**Work order**
Output the listing below verbatim, from its first line to its last.

**Data**

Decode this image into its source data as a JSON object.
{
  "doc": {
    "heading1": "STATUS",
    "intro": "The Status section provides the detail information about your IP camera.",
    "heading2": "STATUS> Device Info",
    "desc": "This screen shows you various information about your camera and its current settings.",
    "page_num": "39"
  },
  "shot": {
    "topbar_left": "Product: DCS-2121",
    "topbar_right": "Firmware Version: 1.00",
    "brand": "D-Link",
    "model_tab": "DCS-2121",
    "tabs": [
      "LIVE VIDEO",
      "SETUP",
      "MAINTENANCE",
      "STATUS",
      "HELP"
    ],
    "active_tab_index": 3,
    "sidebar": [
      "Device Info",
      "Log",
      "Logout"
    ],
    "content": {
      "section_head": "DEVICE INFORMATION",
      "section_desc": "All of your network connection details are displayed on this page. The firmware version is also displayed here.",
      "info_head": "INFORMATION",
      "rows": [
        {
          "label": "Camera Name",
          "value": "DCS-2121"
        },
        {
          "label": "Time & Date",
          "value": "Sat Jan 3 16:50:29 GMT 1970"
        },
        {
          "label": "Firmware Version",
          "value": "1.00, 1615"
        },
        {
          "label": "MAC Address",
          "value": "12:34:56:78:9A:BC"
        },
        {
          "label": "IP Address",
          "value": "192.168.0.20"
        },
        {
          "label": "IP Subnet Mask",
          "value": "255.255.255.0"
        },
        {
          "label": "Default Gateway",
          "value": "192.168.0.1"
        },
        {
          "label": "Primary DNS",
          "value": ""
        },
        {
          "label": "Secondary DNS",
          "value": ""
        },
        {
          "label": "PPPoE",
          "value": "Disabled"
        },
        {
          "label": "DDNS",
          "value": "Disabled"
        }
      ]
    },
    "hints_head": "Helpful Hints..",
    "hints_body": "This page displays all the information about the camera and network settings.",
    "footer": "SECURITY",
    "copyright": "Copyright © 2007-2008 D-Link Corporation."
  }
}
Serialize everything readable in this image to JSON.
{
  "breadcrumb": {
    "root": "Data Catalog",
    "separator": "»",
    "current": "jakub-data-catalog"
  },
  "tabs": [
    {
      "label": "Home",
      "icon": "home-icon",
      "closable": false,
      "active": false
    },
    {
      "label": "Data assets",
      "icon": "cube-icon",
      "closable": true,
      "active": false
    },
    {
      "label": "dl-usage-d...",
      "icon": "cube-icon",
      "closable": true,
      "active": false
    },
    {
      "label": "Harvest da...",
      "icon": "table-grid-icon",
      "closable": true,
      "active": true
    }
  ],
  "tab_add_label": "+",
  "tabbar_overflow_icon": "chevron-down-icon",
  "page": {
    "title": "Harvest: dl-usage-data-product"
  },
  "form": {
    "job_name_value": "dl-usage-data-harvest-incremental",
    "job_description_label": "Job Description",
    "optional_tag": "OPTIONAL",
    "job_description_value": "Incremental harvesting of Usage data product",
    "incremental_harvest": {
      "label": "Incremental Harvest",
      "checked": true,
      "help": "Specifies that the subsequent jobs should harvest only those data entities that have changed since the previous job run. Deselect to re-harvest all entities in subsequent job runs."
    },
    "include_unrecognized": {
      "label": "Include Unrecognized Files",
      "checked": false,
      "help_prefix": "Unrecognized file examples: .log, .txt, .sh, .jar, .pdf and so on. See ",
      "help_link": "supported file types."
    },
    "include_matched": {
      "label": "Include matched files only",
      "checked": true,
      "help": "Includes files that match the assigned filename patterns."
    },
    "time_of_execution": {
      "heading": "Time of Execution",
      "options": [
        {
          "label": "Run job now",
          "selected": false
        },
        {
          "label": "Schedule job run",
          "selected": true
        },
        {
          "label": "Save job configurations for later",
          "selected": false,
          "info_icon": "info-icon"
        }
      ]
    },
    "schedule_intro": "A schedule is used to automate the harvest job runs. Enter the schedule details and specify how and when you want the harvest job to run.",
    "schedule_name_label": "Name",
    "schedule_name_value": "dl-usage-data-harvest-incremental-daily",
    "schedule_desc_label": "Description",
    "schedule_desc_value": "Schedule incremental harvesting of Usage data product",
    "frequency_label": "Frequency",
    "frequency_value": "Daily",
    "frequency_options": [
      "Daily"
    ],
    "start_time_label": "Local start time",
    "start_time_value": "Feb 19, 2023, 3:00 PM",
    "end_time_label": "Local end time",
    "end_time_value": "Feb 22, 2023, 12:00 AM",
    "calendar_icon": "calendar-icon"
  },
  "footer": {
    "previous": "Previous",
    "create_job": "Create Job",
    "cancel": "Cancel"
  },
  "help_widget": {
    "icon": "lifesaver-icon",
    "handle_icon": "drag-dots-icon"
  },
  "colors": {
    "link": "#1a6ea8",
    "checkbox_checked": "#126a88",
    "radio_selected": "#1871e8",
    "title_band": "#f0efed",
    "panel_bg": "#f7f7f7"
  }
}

**Exercise solution**
Decode this image into its source data as a JSON object.
{
  "doc": {
    "heading1": "STATUS",
    "intro": "The Status section provides the detail information about your IP camera.",
    "heading2": "STATUS> Device Info",
    "desc": "This screen shows you various information about your camera and its current settings.",
    "page_num": "39"
  },
  "shot": {
    "topbar_left": "Product: DCS-2121",
    "topbar_right": "Firmware Version: 1.00",
    "brand": "D-Link",
    "model_tab": "DCS-2121",
    "tabs": [
      "LIVE VIDEO",
      "SETUP",
      "MAINTENANCE",
      "STATUS",
      "HELP"
    ],
    "active_tab_index": 3,
    "sidebar": [
      "Device Info",
      "Log",
      "Logout"
    ],
    "content": {
      "section_head": "DEVICE INFORMATION",
      "section_desc": "All of your network connection details are displayed on this page. The firmware version is also displayed here.",
      "info_head": "INFORMATION",
      "rows": [
        {
          "label": "Camera Name",
          "value": "DCS-2121"
        },
        {
          "label": "Time & Date",
          "value": "Sat Jan 3 16:50:29 GMT 1970"
        },
        {
          "label": "Firmware Version",
          "value": "1.00, 1615"
        },
        {
          "label": "MAC Address",
          "value": "12:34:56:78:9A:BC"
        },
        {
          "label": "IP Address",
          "value": "192.168.0.20"
        },
        {
          "label": "IP Subnet Mask",
          "value": "255.255.255.0"
        },
        {
          "label": "Default Gateway",
          "value": "192.168.0.1"
        },
        {
          "label": "Primary DNS",
          "value": ""
        },
        {
          "label": "Secondary DNS",
          "value": ""
        },
        {
          "label": "PPPoE",
          "value": "Disabled"
        },
        {
          "label": "DDNS",
          "value": "Disabled"
        }
      ]
    },
    "hints_head": "Helpful Hints..",
    "hints_body": "This page displays all the information about the camera and network settings.",
    "footer": "SECURITY",
    "copyright": "Copyright © 2007-2008 D-Link Corporation."
  }
}
Serialize everything readable in this image to JSON.
{
  "breadcrumb": {
    "root": "Data Catalog",
    "separator": "»",
    "current": "jakub-data-catalog"
  },
  "tabs": [
    {
      "label": "Home",
      "icon": "home-icon",
      "closable": false,
      "active": false
    },
    {
      "label": "Data assets",
      "icon": "cube-icon",
      "closable": true,
      "active": false
    },
    {
      "label": "dl-usage-d...",
      "icon": "cube-icon",
      "closable": true,
      "active": false
    },
    {
      "label": "Harvest da...",
      "icon": "table-grid-icon",
      "closable": true,
      "active": true
    }
  ],
  "tab_add_label": "+",
  "tabbar_overflow_icon": "chevron-down-icon",
  "page": {
    "title": "Harvest: dl-usage-data-product"
  },
  "form": {
    "job_name_value": "dl-usage-data-harvest-incremental",
    "job_description_label": "Job Description",
    "optional_tag": "OPTIONAL",
    "job_description_value": "Incremental harvesting of Usage data product",
    "incremental_harvest": {
      "label": "Incremental Harvest",
      "checked": true,
      "help": "Specifies that the subsequent jobs should harvest only those data entities that have changed since the previous job run. Deselect to re-harvest all entities in subsequent job runs."
    },
    "include_unrecognized": {
      "label": "Include Unrecognized Files",
      "checked": false,
      "help_prefix": "Unrecognized file examples: .log, .txt, .sh, .jar, .pdf and so on. See ",
      "help_link": "supported file types."
    },
    "include_matched": {
      "label": "Include matched files only",
      "checked": true,
      "help": "Includes files that match the assigned filename patterns."
    },
    "time_of_execution": {
      "heading": "Time of Execution",
      "options": [
        {
          "label": "Run job now",
          "selected": false
        },
        {
          "label": "Schedule job run",
          "selected": true
        },
        {
          "label": "Save job configurations for later",
          "selected": false,
          "info_icon": "info-icon"
        }
      ]
    },
    "schedule_intro": "A schedule is used to automate the harvest job runs. Enter the schedule details and specify how and when you want the harvest job to run.",
    "schedule_name_label": "Name",
    "schedule_name_value": "dl-usage-data-harvest-incremental-daily",
    "schedule_desc_label": "Description",
    "schedule_desc_value": "Schedule incremental harvesting of Usage data product",
    "frequency_label": "Frequency",
    "frequency_value": "Daily",
    "frequency_options": [
      "Daily"
    ],
    "start_time_label": "Local start time",
    "start_time_value": "Feb 19, 2023, 3:00 PM",
    "end_time_label": "Local end time",
    "end_time_value": "Feb 22, 2023, 12:00 AM",
    "calendar_icon": "calendar-icon"
  },
  "footer": {
    "previous": "Previous",
    "create_job": "Create Job",
    "cancel": "Cancel"
  },
  "help_widget": {
    "icon": "lifesaver-icon",
    "handle_icon": "drag-dots-icon"
  },
  "colors": {
    "link": "#1a6ea8",
    "checkbox_checked": "#126a88",
    "radio_selected": "#1871e8",
    "title_band": "#f0efed",
    "panel_bg": "#f7f7f7"
  }
}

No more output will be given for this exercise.